What Katy Did by Susan Coolidge

Katy and the bunch of siblings who trailed in her irrepressible wake were always great fun to spend time with. Katy loved writing and was always reading so I felt we had a lot in common, plus she was impulsive and funny and full of ideas which frequently got out of hand. I love the two games she invented which caused mayhem. There was Kikeri, during which the nursery was turned upside down and left in complete but unintentional chaos, and after which all the children (except Elsie, asleep in two seconds flat in the trundle bed) were in serious trouble for foregoing bedtime and running riot. And then there was the Game of Rivers, even noisier and more chaotic, which left Katy’s school classroom with furniture overturned, ink everywhere and even a crowd of people at the door wondering what the appalling noise was. Clearly in those days a teacher’s remit did not extend to break duty!

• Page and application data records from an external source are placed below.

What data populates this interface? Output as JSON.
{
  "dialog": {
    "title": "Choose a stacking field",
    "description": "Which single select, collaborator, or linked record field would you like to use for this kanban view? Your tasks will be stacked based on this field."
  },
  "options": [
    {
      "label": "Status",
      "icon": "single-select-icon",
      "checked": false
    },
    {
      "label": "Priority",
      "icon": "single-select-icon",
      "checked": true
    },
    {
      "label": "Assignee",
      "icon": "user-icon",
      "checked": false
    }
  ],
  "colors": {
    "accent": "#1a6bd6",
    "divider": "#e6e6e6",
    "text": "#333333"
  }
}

After a visit from her saintly cousin Helen, who is bedridden, Katy dreams of becoming something amazing and being an ‘ornament to the family’. Instead she has a terrible fall from a swing and injures her spine with the result that she too is unable to walk. How she comes to terms with this is the subject of the second half of the book. Reading it back now I feel quite sad that Katy, through the trials and tribulations of her illness, changes so much. But then maybe she would have grown out of childish pursuits at roughly the same sort of time anyway. Prior to the accident she writes wonderfully imaginative stories, invents games, and her overactive brain is constantly thinking up things to do; plan a picnic, hold a literary ‘fete’, make friends with all sorts of unusual people, plan her weekly magazine. By the end of the book she has lost the impetuosity and, seemingly, most of her creativity as well. She has become a young woman, keeping house for the family, being the ‘heart of the home’ and finding it a very rewarding job. But it is not quite as interesting to read about, and I prefer Katy breaking things, falling over things and getting into scrapes.

However as a child I found Katy’s transformation terribly impressive and rather to be emulated (although preferably without the rather drastic catalyst) and I found it just as interesting to read about this Katy as I did about the previous one. I wondered whether I could become quite as useful and good if I put my mind to it. I couldn’t and I didn’t, and all these years later I still haven’t, but the ideal seemed to be an admirable one.

I just wish Katy had carried on with her writing. I would have loved to hear more of ‘Edwitha of the Hebrides’ or ‘The Fairy of the Dry Goods Box’. I bet they would have got her a few five star Amazon reviews . . . . . .


Frost in May by Antonia White

This is one of those books which can be read by both adults and older children with equal fascination but only as an adult can you begin to appreciate the psychological effect that her class-riddled Catholic schooling had on the creative and sensitive Nanda. It is quite beautifully written and contains some wonderful characterisation. The individual nuns, particularly Mother Frances and Mother Radcliffe, Leonie the philosopher, the feverishly searching Clare; all are so vivid and finely drawn that you feel that if you look up from the book they will be there in front of you.

The tragedy of the book is that Nanda tries so desperately to fit in, but as a middle class convert from Anglicanism, she is outside the experiences of the other girls, who are steeped in aristocratic Catholicism not only from birth but from the bloodlines of centuries. Try as she might, cloaking herself in ritual, absorbing the liturgy and the history, she can’t help but question and withhold.

‘Frost in May’ is a school story, in that it is set in a school, but it is so much more than that. As a child I found the descriptions of strict convent school life at the beginning of the twentieth century fascinating. Bathing wrapped in long white calico cloaks, folding stockings in the shape of the cross, annual retreats, mortification of the senses, the total emphasis on eradication of a sense of self and the sense of living ‘all day long in the presence of the court of heaven.’ There is also the glamour of the intense international friendships and the strange beauty and richness of the daily routine, but it is Nanda’s heroic efforts to become what she never can be which are so compelling.

The all-consuming Catholicism both repels with its rigidity and attracts with its certainty, and it is this dichotomy which leads to Nanda’s downfall. She knows, in spite of the fact that the church had ‘grown into every fibre of her nature’, and she could never ‘break away without a sense of mutilation’, that it does not and cannot fulfil her in the way she has been taught that it should.

The build-up to the final disaster is agonising and the denouement shocking. If you haven’t read the book though don’t let this put you off. A children’s book which doesn’t end happily is a rarity but you realise afterwards that this was the inevitable and only possible outcome.

White’s writing is Keatsian in its sensuousness. The reader can almost smell the hot beeswax, lilies and incense, and hear the chanting of the litany.

I re-read this book regularly; it is nothing short of brilliant.